Jesus, the Good Shepherd
I was in church not too long ago and the pastor was looking at John 10, all about Jesus the good shepherd. There re so many youth today without a shepherd. Then a thought struck me…
“Then Jesus said to them again, “Most assuredly, I say to you, I am the door of the sheep. All who ever came before Me are thieves and robbers, but the sheep did not hear them. I am the door. If anyone enters by Me, he will be saved, and will go in and out and find pasture. The thief does not come except to steal, and to kill, and to destroy. I have come that they may have life, and that they may have it more abundantly.
“I am the good shepherd. The good shepherd gives His life for the sheep. But a hireling, he who is not the shepherd, one who does not own the sheep, sees the wolf coming and leaves the sheep and flees; and the wolf catches the sheep and scatters them. The hireling flees because he is a hireling and does not care about the sheep. I am the good shepherd; and I know My sheep, and am known by My own. As the Father knows Me, even so I know the Father; and I lay down My life for the sheep. And other sheep I have which are not of this fold; them also I must bring, and they will hear My voice; and there will be one flock and one shepherd.
“Therefore My Father loves Me, because I lay down My life that I may take it again. No one takes it from Me, but I lay it down of Myself. I have power to lay it down, and I have power to take it again. This command I have received from My Father.” (John 10:7-18)
I suddenly had an insight — a key to the struggles of our youth today: youth today without a shepherd when they leave home. They become lost: following some phoney uni professor, some on-line celebrity or guru, or losing themselves with no one at all except their peers who are equally confused or utterly lost.
What is to be done to protect our youth?
A key to helping them before they leave home: ensure they have the Shepherd — their own relationship with Jesus.
This is not an easy thing to do. I don’t have all the answers, in fact perhaps I have none. I am a parent and I am downloading all I can into my child before he goes off on his own, so that he can make informed choices. And yet, ultimately, I have to let him go…

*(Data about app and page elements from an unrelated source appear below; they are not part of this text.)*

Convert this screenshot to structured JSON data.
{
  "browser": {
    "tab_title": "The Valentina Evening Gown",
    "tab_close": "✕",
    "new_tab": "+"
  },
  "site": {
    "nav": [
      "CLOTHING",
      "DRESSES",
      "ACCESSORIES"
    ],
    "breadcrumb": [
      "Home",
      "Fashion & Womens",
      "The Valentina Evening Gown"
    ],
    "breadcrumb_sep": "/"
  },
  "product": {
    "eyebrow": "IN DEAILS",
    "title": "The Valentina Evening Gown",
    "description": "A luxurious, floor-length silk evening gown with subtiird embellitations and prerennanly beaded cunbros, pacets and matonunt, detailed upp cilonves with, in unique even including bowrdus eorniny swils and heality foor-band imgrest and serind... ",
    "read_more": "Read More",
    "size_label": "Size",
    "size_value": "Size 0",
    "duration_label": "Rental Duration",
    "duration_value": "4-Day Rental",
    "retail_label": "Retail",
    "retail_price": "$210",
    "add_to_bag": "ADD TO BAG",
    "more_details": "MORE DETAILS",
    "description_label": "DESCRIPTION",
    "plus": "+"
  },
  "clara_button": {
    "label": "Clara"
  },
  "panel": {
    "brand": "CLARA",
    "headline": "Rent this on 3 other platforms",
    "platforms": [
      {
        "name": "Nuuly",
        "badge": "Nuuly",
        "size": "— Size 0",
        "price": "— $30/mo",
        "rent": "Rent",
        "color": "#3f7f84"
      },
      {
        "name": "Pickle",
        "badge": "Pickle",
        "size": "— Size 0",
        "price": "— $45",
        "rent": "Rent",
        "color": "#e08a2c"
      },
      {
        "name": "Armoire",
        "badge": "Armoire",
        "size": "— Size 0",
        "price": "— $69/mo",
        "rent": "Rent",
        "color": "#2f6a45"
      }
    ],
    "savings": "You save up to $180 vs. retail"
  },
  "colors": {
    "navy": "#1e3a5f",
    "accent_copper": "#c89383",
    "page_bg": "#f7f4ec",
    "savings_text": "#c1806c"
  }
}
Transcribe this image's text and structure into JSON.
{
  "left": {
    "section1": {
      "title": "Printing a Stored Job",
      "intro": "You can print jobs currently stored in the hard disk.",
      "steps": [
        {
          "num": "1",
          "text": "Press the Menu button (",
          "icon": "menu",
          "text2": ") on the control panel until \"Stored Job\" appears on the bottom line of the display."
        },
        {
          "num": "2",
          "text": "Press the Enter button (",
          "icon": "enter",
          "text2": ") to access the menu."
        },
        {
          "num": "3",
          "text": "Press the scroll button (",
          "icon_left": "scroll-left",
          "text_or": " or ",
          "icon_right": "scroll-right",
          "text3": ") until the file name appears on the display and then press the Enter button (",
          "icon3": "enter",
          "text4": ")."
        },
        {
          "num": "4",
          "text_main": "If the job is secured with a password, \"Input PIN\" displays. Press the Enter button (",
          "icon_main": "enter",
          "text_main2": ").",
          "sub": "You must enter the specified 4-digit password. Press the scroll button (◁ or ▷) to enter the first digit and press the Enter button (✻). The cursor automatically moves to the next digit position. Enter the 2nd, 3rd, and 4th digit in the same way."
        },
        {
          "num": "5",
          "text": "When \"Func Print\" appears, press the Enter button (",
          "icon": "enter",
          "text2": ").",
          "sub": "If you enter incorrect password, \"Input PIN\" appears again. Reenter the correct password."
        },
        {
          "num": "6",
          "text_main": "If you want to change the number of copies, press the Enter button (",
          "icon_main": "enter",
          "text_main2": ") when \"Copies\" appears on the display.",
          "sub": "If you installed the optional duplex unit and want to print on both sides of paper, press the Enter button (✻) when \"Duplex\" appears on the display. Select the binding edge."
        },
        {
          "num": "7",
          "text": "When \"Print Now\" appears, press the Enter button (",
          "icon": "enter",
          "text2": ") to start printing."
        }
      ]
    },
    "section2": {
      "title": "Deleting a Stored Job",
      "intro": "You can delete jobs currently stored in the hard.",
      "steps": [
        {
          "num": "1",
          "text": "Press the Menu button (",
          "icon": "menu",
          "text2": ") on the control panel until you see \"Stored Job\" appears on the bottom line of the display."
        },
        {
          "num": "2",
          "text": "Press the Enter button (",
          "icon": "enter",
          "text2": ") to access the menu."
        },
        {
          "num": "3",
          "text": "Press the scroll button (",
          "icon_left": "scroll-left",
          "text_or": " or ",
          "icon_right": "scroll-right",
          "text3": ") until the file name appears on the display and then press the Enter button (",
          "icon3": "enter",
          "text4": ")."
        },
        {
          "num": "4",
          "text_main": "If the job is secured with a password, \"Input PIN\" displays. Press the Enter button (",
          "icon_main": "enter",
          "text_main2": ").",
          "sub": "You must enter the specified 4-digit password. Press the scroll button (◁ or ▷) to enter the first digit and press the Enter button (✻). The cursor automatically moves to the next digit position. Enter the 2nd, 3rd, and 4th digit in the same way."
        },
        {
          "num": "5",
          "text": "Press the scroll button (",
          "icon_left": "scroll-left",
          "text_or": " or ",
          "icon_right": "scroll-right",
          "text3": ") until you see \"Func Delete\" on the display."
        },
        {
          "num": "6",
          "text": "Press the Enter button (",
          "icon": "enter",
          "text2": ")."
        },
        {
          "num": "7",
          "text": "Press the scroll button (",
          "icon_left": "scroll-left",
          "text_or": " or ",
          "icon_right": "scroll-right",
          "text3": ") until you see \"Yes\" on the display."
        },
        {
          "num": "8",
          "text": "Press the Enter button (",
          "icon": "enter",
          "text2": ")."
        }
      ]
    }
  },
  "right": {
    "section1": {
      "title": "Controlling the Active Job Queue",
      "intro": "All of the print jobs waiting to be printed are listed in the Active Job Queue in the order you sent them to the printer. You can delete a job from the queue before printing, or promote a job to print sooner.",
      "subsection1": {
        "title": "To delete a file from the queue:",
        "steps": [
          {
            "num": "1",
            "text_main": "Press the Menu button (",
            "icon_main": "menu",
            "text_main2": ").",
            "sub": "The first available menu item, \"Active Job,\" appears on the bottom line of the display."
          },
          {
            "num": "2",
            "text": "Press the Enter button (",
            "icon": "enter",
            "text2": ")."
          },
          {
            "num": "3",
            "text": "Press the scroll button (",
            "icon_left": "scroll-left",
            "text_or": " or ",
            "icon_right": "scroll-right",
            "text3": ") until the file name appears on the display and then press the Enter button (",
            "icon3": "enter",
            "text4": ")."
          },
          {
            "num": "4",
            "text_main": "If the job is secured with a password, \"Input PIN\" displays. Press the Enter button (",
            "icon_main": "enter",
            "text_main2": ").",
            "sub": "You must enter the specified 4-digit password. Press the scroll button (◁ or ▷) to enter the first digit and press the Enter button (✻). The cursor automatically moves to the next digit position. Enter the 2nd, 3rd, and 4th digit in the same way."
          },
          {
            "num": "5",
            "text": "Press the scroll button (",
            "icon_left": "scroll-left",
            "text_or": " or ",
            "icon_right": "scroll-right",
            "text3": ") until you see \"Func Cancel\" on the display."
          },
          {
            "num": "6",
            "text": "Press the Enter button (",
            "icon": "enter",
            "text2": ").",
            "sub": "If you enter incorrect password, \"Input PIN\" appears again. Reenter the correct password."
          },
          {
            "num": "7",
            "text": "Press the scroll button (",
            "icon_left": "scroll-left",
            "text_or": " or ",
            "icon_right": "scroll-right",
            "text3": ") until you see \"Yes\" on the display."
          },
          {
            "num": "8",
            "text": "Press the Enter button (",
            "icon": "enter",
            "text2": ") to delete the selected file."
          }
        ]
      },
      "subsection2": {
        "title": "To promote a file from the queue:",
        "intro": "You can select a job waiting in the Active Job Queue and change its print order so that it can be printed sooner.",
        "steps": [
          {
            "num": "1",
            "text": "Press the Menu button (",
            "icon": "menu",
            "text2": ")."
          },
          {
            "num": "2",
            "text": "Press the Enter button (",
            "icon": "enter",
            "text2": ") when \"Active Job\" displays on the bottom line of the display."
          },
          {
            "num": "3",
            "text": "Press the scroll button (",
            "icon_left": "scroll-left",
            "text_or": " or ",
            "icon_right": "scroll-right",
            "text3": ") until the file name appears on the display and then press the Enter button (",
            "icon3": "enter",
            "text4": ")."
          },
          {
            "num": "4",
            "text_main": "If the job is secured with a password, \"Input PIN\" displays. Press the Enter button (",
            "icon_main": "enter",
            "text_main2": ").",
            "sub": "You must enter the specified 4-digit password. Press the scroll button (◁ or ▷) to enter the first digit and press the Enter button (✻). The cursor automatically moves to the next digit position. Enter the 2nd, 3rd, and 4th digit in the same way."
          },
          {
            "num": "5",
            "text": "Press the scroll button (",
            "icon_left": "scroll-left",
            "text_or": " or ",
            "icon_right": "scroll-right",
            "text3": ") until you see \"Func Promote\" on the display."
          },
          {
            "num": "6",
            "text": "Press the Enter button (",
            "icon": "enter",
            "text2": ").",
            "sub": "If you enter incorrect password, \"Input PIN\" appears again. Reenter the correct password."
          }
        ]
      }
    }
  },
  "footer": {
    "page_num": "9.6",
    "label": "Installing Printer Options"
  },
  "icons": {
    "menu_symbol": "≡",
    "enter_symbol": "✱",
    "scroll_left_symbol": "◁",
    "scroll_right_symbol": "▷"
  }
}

But I have given him keys
I have not taken for granted that he is saved, though I do think he is; he’s certainly prayed the prayer. I have not forced him to make godly choices but have taught him how to read scripture, and have told him from a young age that we are a product of our choices… He’s had a lot of exposure to Proverbs! I have loved him… this is the most important thing… unconditionally and have told him GOD does too. And I have helped him to understand the Bible — not only Bible stories from childhood, but actual theology, what is actually in the book so he can refute attack. I have helped him to know the Father GOD, creator of the universe. I have introduced him to Jesus GOD’s son. And I have explained how the Holy Spirit operates as GOD too.
And perhaps the most important key of all is that I have tried to leave him alone to relate to GOD his own way. This is the hardest piece as a parent, but absolutely essential, I think, as a shepherd. Jesus came to folk and he allowed them to come to him. But he didn’t always ask them literally to follow… sometimes they had to go to their village, or to their leaders instead. Sometimes he trusted them to “go and sin no more”.
Hireling v Shepherd
Our young people are innocent, but they don’t know it. They are fodder for fools and we the shepherds must enable them to be in the world but not of the fodder. And most of all, we must pray that they will develop their own relationship so that they will be carried by Him when they need him most.
Oh Father, help us to entrust our children to You and to Jesus the good shepherd, and to develop an ear for your Holy Spirit voice: the comforter and the convictor, when they venture out into the world. In Jesus’ name, Amen.